■ **Task to complete**: Copy out each line below in which the string "true" appears.

■ **The data**:
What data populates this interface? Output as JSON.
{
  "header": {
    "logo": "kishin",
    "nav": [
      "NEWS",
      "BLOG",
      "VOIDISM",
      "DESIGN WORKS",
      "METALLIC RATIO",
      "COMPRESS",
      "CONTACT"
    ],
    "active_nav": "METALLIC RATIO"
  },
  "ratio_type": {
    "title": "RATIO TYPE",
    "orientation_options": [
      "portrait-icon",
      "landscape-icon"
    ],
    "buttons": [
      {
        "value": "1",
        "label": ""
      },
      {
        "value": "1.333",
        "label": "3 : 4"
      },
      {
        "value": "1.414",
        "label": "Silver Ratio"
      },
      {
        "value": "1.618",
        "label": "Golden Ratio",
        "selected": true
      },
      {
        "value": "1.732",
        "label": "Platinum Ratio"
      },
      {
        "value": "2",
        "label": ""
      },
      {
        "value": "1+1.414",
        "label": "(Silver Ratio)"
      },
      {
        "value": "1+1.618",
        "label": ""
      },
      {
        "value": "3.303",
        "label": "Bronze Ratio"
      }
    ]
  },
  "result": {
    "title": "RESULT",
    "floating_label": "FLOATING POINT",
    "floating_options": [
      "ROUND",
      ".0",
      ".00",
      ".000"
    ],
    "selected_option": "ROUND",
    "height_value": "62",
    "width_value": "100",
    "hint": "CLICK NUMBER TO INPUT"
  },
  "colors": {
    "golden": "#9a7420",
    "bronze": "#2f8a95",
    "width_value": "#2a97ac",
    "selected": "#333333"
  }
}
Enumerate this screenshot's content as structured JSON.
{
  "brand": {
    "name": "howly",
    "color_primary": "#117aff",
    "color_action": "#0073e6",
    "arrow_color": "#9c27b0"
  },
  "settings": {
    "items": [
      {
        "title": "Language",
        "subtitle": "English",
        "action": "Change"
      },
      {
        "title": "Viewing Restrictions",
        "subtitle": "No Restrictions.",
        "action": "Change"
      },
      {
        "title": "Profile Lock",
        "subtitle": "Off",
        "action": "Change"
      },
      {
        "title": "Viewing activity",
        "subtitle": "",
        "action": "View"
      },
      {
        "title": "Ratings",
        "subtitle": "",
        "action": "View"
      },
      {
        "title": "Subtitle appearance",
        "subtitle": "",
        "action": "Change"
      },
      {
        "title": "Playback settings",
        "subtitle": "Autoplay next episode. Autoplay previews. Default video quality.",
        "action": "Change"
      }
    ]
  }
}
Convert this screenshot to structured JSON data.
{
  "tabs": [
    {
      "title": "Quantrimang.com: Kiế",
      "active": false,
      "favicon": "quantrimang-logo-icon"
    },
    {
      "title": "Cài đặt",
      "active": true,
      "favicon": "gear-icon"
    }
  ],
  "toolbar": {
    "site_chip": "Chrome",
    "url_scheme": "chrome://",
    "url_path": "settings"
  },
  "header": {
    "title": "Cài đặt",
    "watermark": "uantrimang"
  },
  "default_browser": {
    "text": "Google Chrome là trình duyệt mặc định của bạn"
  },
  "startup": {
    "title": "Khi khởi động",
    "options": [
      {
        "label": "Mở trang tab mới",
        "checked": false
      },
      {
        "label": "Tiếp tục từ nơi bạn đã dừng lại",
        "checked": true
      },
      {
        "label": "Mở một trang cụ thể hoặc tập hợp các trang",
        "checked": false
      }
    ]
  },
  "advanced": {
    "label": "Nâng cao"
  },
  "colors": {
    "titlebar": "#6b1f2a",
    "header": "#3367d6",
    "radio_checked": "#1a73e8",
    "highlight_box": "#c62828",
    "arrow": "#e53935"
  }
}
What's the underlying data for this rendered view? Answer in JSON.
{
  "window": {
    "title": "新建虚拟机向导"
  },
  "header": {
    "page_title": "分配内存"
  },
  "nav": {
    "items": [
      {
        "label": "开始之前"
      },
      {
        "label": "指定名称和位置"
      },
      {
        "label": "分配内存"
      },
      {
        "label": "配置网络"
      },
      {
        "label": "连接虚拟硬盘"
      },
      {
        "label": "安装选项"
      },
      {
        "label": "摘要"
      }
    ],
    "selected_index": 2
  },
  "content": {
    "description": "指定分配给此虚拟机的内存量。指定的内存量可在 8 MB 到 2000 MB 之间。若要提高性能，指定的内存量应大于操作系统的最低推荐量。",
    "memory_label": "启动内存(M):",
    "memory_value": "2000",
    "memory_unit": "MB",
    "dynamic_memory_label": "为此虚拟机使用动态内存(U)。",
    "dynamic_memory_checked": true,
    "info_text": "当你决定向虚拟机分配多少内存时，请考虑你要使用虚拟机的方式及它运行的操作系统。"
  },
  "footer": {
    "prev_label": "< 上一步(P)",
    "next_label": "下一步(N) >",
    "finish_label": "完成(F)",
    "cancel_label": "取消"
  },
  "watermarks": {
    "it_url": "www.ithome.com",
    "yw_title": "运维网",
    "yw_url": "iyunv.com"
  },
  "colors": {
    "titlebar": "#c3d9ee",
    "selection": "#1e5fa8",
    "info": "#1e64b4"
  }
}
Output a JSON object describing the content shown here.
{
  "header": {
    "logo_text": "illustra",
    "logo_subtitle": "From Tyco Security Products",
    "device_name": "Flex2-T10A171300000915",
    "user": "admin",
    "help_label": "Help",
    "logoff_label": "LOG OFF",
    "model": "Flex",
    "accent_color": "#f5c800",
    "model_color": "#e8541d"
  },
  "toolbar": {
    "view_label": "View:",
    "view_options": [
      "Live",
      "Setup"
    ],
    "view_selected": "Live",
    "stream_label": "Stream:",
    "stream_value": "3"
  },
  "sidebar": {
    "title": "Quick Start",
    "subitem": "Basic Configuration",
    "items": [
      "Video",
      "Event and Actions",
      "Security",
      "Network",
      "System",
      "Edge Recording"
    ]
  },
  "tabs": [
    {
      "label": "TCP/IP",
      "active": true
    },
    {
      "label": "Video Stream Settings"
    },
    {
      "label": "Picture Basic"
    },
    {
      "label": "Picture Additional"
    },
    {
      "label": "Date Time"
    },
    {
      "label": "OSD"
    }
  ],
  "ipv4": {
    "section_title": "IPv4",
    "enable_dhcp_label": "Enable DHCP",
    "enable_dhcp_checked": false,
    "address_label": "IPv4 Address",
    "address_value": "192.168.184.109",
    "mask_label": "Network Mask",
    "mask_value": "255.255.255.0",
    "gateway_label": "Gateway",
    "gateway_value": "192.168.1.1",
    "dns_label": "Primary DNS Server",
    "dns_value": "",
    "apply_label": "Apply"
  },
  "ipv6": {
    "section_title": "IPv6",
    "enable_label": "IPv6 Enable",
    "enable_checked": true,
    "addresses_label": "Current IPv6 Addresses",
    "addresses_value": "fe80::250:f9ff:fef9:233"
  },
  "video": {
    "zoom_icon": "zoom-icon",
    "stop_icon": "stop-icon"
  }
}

■ **Reply to the task**:
        "selected": true
      "active": true,
        "checked": true
    "dynamic_memory_checked": true,
      "active": true
    "enable_checked": true,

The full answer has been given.